Writer Chimamanda Ngozi Adichie’s popular TED talk is called “The danger of a single story.” In it, she talks about the importance of reading and writing many stories of many people rather than putting a person—or an entire continent of people—into one box. “The single story creates stereotypes,” she says, “and the problem with stereotypes is not that they are untrue but that they are incomplete.”

If someone were asked to tell the story of a “typical” mathematician, they might talk about a shy, socially awkward white man who is a “genius,” whatever that means. He was a fast learner in school and can perform feats of calculation almost instantaneously in his head. He thinks about nothing other than his research, often to the detriment of practical tasks required for everyday living. Some mathematicians do fit these descriptions, but many more don’t. When that story becomes the dominant narrative of who mathematicians are, people who don’t fit the mold feel like there’s no place for them in mathematics. One of the great privileges of working as a math writer is getting to hear the stories of so many mathematicians when I talk to them for articles or podcasts. There really is no one kind of person who becomes a mathematician.

This fall, I’m happy to share a project, created by Lathisms and sponsored by a Tensor-SUMMA grant from the Mathematical Association of America, to share more stories of mathematicians. Lathisms was founded in 2016 by four Hispanic mathematicians, Alexander Diaz-Lopez, Pamela Harris, Alicia Prieto Langarica, and Gabriel Sosa. Hispanic and Latinx people are underrepresented in mathematics, and Lathisms aims to increase visibility of Hispanic and Latinx mathematicians. Since 2016, the organizers have created a calendar every Hispanic Heritage month (September 15-October 15) where each day has a different featured Hispanic or Latinx mathematician, including a picture and short biography of each of them.

This year, Lathisms decided to extend the celebration of Hispanic and Latinx mathematicians by adding a podcast, hosted by me, where you can listen to these mathematicians tell their stories in their own words. Starting at the end of August, we have published a new episode every Friday. The episodes feature mathematicians featured in past years’ Lathisms calendars as well as some of this year’s mathematicians. Some of them grew up in the U.S., others in Latin America. Some grew up in poverty, and others were better off. Some knew they wanted to be mathematicians from a young age, and others didn’t know anything about possible mathematics careers until college. Some work in pure math, others in applied. Some focus on research, others outreach.

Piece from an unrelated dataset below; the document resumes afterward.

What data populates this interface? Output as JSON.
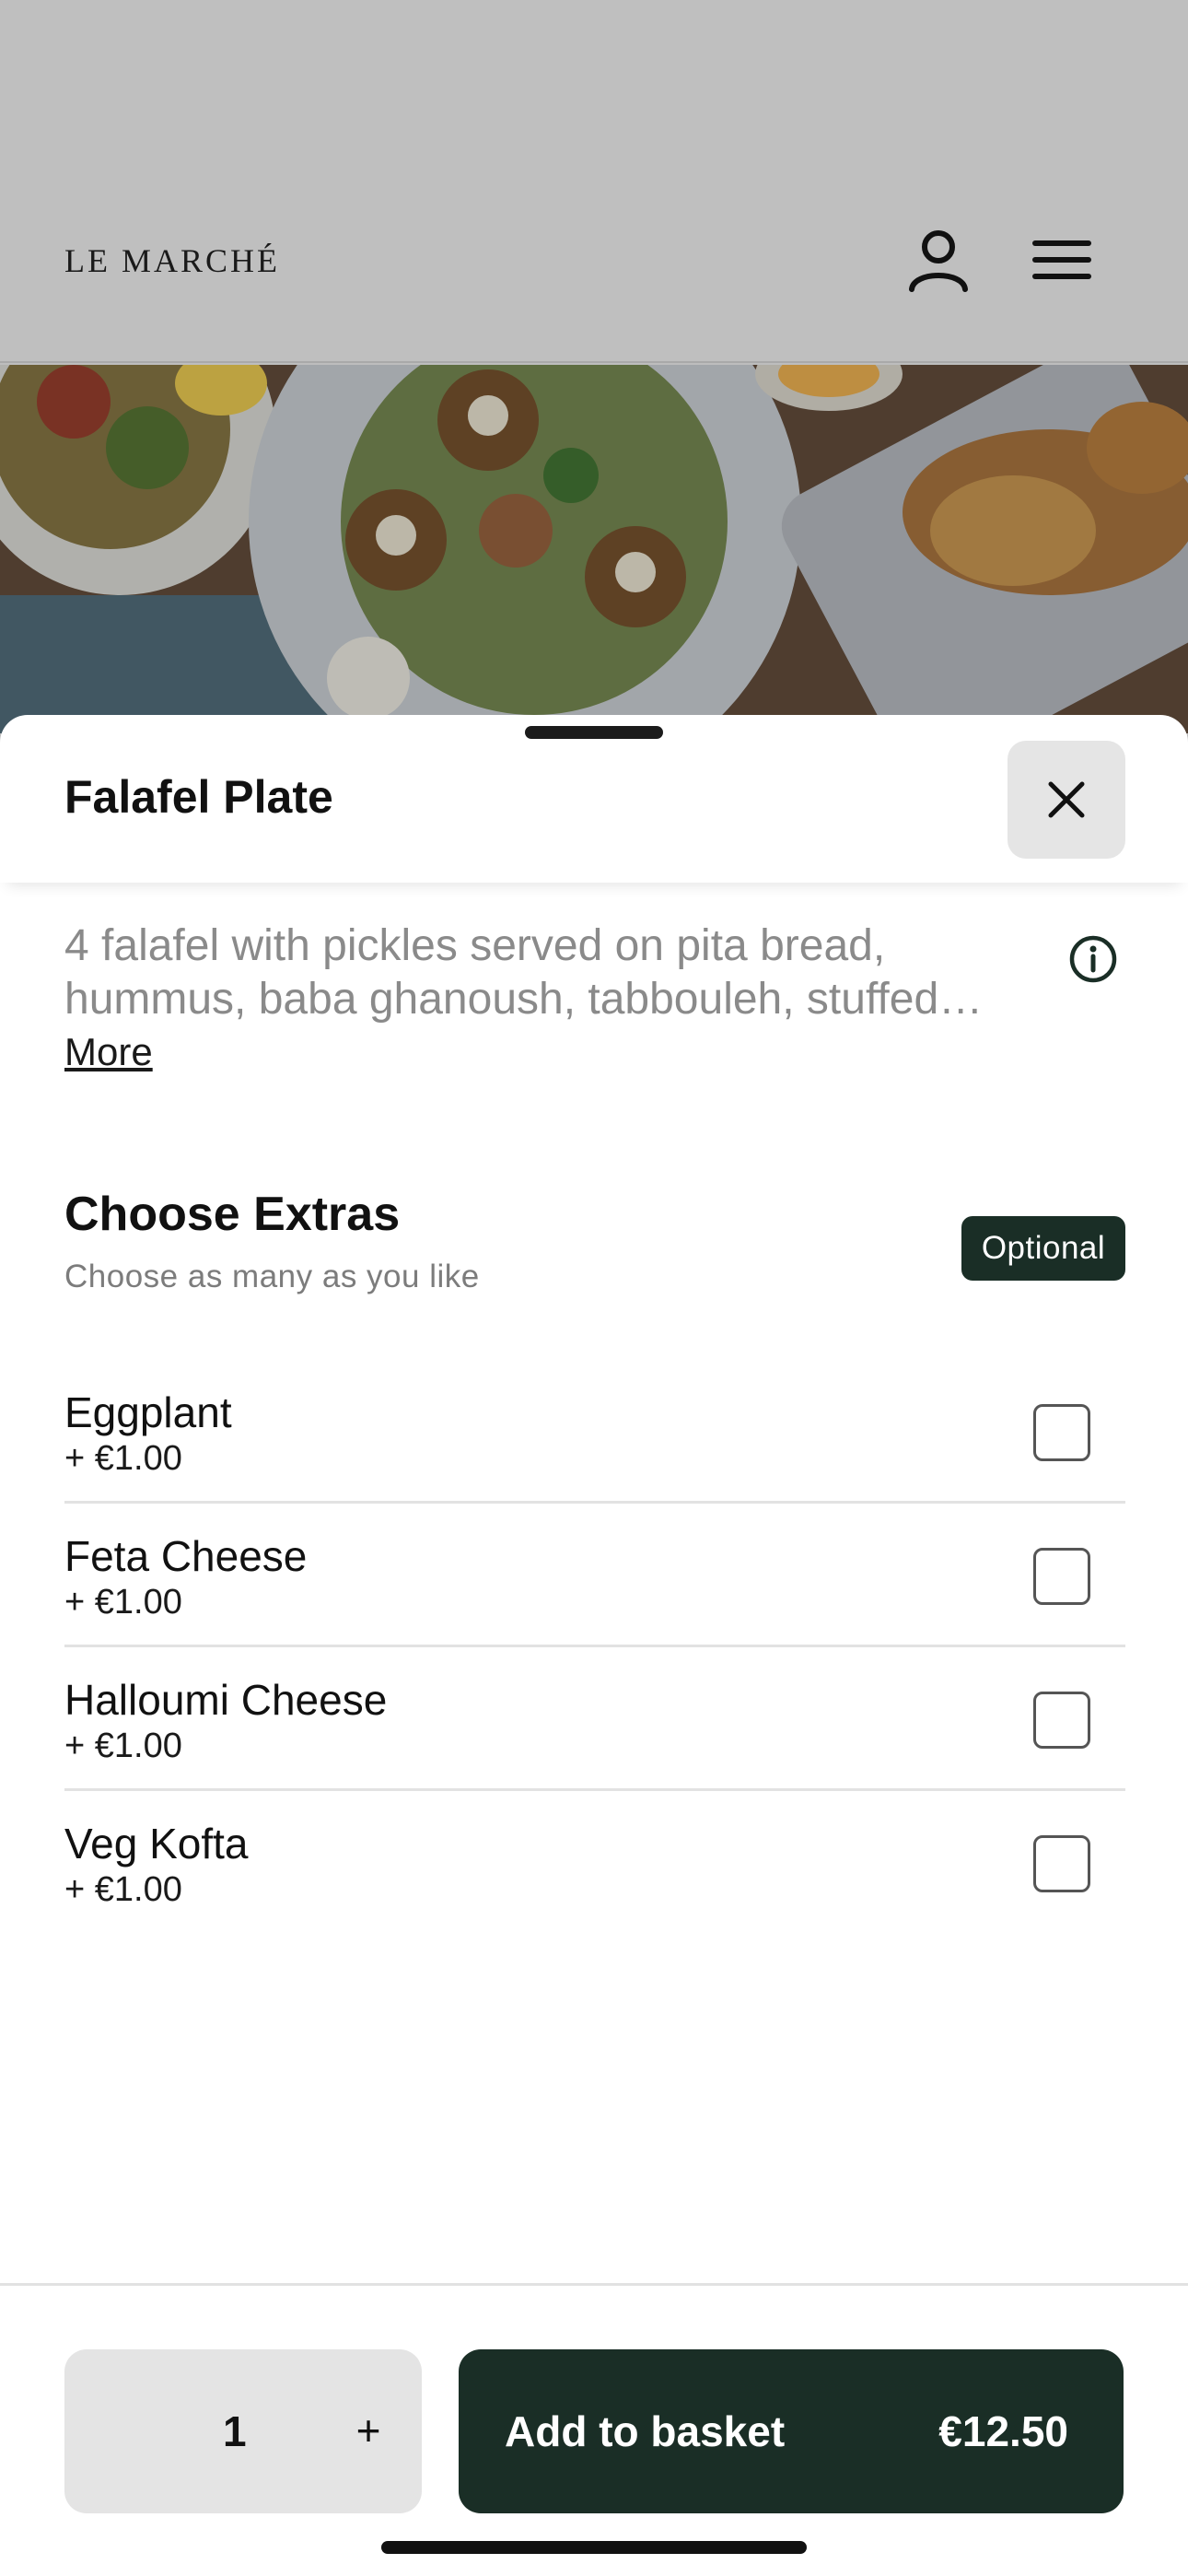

So far we’ve shared conversations with Carlos Castillo-Chavez, who is one of the most prolific advisors of U.S. Latinx math Ph.D. students; Erika Camacho, who does mathematical modeling of eye diseases; Federico Ardila, who mentioned “the danger of a single story” when we talked and finds inspiration and mentorship from both students and teachers; and Nicolas Garcia Trillos, who just started a new job in the statistics department at the University of Wisconsin Madison and talked about the many ways there are to be a good mathematician and how that helps him get “unstuck” in his works. In the coming weeks, we will share many more stories. Tune in on Fridays to find them.

You can find the podcast at the Lathisms website or on iTunes. Transcripts are available already for some episodes and will be provided for all episodes. I hope these conversations will be helpful for teachers who want to make sure their students are aware of the diversity of mathematicians, for Hispanic and Latinx students and early-career mathematicians who are looking for role models and collaborators, and for anyone who wants to hear about mathematicians’ many different stories.